So, as part of an in-house professional development opportunity, I am working with the Con Ed staff to create an education module focusing on giant panda research that could be used in the education lab on a regular basis. We are working together, utilizing my knowledge of giant panda research, to create an education curriculum that will, I hope, get the kids excited about what can be accomplished through conservation science.

Through our research, we’ve learned a great deal about giant pandas over the past 12 years; the challenge is to create a module that will encapsulate all of our techniques and information into something that will both teach and inspire the kids. We’re hoping that we can teach the students about using a multidisciplinary approach to conservation science, as we’ve done with our giant panda research program, as a very effective technique for tackling a complicated research problem. We’re still in the beginning stages, but I’m excited about the opportunity to collaborate with the Con Ed staff and share our message of conservation.

Education outreach is such a crucial part of any conservation program. We can conduct research and learn valuable information about endangered animals and their habitats…but if we don’t then share that information with the public, people aren’t motivated to take action that will protect and nurture our natural world. I hope that by educating and motivating the many students that visit our research institute, we’re having a positive impact on shaping the next generation of conservationists.

The Con Ed staff is headed to the San Diego Zoo’s Giant Panda Research Station for a meeting next week. I’ll keep everyone posted on how things progress.

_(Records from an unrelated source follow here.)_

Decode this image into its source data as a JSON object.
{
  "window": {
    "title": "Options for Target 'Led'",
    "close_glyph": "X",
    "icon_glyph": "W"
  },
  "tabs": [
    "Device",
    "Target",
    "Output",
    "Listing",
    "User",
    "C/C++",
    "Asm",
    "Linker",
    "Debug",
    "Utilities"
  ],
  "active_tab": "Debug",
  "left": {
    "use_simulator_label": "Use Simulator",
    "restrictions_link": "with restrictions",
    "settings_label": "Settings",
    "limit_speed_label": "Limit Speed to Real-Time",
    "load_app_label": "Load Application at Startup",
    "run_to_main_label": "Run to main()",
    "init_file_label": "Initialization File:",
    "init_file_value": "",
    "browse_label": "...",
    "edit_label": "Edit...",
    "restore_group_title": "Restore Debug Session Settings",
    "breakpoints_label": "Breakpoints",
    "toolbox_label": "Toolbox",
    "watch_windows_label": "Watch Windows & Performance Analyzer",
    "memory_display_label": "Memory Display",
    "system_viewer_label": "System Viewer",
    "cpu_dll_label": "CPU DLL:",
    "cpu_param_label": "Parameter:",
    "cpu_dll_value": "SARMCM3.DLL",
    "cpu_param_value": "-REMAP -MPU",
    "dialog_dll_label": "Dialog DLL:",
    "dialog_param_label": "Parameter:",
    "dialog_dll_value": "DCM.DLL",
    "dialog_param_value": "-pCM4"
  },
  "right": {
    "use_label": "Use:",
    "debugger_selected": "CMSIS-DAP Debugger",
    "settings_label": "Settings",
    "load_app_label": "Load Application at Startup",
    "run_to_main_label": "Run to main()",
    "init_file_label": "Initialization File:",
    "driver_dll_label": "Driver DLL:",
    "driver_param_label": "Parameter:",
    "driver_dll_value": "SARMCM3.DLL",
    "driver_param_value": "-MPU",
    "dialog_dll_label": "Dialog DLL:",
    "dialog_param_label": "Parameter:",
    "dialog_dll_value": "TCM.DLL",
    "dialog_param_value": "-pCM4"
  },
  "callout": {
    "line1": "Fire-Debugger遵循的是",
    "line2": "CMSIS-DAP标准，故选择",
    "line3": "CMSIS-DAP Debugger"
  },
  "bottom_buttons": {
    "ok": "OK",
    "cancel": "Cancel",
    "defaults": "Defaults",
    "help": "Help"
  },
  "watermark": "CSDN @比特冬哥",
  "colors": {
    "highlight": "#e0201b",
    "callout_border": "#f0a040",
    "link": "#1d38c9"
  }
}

Pamela Crowe is a research technician for the San Diego Zoo’s Institute for Conservation Research.